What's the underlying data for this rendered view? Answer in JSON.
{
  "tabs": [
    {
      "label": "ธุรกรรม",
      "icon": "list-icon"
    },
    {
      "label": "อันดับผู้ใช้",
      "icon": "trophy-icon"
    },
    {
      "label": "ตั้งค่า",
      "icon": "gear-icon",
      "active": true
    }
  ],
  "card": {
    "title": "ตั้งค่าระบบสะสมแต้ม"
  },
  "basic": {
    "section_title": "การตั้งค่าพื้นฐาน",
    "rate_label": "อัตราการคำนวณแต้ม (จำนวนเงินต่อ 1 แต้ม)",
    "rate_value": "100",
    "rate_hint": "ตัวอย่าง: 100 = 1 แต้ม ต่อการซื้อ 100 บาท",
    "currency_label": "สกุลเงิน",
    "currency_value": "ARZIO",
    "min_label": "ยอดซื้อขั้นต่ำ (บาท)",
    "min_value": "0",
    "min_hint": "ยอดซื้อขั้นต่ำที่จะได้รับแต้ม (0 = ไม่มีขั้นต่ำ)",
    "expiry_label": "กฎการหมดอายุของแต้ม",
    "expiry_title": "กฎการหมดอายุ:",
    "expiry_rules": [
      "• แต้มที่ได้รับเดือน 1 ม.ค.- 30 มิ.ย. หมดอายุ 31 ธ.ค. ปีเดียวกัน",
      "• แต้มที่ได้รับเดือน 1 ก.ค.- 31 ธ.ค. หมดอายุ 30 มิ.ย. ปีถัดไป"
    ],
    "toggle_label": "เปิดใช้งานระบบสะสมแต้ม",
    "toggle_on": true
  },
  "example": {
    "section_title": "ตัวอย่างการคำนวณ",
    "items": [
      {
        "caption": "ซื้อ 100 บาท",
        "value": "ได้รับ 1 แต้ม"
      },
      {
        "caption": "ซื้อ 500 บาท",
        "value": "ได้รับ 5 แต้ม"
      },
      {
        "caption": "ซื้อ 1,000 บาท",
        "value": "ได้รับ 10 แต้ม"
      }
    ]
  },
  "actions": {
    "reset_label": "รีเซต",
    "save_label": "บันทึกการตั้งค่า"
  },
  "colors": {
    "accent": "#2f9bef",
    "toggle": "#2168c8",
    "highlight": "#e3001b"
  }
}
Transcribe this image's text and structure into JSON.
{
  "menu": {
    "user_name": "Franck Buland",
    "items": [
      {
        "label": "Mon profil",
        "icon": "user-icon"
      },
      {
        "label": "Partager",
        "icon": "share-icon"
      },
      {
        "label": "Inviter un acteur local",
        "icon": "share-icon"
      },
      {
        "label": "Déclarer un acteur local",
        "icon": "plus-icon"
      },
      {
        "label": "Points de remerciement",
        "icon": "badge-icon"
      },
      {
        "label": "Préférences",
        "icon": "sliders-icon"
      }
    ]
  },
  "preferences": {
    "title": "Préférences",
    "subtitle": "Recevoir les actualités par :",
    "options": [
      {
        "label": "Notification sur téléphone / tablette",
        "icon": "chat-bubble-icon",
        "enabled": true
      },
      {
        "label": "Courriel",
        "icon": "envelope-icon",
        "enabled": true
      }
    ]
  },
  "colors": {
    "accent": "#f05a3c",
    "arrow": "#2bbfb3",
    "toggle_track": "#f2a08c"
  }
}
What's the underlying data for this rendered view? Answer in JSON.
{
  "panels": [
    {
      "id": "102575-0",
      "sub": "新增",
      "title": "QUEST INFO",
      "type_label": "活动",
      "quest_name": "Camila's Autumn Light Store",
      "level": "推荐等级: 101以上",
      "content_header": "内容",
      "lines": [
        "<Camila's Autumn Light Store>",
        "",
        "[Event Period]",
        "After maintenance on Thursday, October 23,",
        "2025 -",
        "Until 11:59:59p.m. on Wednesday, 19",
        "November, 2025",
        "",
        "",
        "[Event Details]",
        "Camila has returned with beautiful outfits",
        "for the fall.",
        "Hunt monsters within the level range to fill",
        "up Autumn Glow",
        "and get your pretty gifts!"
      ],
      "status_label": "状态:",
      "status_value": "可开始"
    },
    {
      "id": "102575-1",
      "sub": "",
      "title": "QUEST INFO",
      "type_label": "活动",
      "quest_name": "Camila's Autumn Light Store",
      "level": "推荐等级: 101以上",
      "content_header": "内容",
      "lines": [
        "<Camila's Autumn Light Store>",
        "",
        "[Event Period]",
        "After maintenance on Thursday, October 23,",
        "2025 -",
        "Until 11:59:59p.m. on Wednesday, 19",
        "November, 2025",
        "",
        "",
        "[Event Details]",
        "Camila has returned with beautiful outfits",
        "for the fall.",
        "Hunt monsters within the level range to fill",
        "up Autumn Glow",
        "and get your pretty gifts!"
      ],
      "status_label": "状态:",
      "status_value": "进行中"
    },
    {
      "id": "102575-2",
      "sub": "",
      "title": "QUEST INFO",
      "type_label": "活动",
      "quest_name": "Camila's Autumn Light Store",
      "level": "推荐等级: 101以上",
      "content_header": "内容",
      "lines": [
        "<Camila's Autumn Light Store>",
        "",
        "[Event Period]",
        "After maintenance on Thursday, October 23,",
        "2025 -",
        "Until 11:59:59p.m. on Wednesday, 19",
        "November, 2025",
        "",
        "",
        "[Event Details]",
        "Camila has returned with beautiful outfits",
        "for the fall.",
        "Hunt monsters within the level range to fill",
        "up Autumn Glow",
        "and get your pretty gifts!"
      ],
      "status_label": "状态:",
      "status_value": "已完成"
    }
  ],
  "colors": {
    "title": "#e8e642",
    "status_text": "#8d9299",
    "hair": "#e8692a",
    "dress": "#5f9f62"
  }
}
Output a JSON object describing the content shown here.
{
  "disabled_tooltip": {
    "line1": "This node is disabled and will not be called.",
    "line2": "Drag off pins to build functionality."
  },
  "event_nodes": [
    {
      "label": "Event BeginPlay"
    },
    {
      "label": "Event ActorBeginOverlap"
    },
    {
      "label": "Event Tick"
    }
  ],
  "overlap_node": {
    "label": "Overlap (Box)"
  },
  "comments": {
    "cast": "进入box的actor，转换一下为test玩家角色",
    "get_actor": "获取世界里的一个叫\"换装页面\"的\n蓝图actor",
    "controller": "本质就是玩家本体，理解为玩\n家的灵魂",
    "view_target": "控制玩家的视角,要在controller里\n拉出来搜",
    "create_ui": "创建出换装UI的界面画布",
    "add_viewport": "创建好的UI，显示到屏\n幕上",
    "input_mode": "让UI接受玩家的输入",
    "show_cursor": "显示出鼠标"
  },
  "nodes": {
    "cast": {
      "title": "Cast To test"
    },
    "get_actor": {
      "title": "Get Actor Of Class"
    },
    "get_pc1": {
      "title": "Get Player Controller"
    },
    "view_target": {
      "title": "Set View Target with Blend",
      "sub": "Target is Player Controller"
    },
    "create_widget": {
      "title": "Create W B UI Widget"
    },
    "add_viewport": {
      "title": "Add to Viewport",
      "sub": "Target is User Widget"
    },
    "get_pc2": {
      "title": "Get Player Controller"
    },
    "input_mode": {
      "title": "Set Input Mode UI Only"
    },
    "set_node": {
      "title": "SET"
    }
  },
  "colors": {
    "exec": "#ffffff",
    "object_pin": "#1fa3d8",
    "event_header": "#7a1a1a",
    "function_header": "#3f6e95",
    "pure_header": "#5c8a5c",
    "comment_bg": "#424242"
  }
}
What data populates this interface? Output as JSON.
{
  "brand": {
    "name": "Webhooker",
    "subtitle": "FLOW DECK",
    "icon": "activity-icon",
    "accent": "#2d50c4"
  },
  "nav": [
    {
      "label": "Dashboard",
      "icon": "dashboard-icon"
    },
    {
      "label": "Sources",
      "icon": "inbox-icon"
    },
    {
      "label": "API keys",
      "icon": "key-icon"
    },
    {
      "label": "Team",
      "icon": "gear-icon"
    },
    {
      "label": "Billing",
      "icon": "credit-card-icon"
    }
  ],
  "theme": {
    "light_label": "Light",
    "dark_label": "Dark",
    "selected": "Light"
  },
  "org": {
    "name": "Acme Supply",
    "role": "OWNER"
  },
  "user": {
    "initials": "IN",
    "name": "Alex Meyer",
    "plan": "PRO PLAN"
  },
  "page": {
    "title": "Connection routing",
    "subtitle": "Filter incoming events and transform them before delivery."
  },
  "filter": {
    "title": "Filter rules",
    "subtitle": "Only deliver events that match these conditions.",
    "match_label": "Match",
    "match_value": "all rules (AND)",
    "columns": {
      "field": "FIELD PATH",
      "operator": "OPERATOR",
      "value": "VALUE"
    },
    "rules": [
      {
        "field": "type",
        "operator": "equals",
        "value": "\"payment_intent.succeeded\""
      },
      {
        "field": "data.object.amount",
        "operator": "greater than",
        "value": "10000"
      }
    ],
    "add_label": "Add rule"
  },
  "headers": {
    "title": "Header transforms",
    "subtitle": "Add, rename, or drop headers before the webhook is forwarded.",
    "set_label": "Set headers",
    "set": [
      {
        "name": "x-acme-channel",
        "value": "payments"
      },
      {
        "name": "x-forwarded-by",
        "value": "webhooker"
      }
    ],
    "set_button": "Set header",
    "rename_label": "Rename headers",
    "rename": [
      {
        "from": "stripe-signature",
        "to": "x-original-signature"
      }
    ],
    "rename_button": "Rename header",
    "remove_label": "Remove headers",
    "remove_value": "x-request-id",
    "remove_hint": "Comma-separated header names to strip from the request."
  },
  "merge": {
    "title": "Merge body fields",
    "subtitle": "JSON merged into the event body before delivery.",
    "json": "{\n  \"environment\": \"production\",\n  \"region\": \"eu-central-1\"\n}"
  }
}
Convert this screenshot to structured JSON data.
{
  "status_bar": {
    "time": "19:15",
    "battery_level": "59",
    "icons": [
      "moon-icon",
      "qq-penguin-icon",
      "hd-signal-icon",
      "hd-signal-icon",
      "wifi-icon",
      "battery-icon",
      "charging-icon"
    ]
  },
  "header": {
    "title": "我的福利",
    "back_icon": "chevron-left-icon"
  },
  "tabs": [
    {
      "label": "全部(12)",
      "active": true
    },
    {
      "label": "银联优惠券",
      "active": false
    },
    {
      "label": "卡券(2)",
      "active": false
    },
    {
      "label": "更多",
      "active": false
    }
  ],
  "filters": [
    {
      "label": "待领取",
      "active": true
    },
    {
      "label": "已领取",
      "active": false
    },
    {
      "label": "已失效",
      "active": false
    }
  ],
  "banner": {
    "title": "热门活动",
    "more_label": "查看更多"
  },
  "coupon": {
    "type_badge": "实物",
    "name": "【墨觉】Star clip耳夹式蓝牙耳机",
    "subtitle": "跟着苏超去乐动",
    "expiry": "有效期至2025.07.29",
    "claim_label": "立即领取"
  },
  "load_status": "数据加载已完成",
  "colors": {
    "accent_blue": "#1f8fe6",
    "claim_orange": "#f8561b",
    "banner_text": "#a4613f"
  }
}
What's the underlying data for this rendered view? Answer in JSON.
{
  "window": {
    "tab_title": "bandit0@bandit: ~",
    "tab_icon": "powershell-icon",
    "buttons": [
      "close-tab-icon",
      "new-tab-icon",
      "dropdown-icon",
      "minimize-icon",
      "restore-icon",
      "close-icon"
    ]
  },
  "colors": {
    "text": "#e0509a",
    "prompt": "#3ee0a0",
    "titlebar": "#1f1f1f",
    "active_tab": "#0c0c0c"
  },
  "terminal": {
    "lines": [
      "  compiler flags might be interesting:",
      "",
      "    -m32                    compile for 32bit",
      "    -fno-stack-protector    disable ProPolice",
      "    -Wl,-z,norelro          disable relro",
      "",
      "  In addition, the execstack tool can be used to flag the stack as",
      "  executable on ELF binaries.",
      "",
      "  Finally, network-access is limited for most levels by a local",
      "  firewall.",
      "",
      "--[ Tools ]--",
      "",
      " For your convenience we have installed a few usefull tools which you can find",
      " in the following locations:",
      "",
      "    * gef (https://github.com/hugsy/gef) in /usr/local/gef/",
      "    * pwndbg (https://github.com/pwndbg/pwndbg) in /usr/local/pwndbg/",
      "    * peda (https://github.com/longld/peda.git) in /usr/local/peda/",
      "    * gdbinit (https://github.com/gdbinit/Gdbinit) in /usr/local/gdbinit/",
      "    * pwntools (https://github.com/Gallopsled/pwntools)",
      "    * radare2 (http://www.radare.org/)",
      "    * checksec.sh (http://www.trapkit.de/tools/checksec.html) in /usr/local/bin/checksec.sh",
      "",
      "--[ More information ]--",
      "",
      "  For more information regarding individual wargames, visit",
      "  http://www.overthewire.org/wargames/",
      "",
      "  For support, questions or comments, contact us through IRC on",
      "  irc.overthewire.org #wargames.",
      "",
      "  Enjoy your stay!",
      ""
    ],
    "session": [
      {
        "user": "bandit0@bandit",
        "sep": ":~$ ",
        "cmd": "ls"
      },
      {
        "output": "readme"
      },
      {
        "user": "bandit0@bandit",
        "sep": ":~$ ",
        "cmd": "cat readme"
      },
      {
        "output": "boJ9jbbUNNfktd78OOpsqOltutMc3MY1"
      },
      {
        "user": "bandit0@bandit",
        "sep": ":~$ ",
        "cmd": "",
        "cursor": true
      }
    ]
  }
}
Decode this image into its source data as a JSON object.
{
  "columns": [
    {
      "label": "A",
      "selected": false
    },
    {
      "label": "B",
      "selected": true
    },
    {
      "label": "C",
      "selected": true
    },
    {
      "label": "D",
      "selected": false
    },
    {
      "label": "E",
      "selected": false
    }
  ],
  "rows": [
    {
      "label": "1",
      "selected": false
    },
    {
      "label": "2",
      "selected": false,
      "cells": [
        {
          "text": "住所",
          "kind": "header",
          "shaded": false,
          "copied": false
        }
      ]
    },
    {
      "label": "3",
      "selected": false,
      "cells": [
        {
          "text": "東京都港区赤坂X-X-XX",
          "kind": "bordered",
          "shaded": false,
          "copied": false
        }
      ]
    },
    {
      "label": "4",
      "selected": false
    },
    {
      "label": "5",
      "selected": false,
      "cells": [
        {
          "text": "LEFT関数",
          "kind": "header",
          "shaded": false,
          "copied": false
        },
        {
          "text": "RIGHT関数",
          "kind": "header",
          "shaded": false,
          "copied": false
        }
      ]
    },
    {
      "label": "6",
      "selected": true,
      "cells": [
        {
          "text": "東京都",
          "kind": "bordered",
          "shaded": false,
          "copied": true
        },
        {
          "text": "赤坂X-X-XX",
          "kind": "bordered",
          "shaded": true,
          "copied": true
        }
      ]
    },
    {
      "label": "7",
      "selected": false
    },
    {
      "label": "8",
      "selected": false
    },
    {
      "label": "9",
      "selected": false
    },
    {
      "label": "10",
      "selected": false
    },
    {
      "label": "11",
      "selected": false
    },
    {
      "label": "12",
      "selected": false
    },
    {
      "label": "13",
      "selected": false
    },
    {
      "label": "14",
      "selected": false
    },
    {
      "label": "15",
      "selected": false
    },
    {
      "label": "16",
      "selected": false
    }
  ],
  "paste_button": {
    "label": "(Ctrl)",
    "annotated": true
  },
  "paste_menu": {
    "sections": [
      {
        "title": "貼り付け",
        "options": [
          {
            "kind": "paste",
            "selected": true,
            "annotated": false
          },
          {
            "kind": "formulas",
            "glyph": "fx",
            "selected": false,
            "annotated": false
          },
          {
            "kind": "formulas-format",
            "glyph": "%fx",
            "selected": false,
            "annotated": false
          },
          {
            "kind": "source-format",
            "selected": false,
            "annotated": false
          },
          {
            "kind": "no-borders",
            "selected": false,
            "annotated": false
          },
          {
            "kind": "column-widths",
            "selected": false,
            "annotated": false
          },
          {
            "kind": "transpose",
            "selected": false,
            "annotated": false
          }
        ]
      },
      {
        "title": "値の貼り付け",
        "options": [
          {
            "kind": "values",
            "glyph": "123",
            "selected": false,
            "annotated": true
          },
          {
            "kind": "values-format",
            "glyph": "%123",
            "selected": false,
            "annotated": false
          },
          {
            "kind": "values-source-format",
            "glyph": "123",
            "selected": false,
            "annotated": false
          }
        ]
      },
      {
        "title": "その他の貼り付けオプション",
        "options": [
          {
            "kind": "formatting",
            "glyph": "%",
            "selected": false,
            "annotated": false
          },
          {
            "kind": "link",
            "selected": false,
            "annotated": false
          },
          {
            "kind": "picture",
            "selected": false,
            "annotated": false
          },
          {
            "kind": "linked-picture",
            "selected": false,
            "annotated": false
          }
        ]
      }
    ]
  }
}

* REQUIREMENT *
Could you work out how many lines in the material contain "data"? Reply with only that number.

* RESULT *
7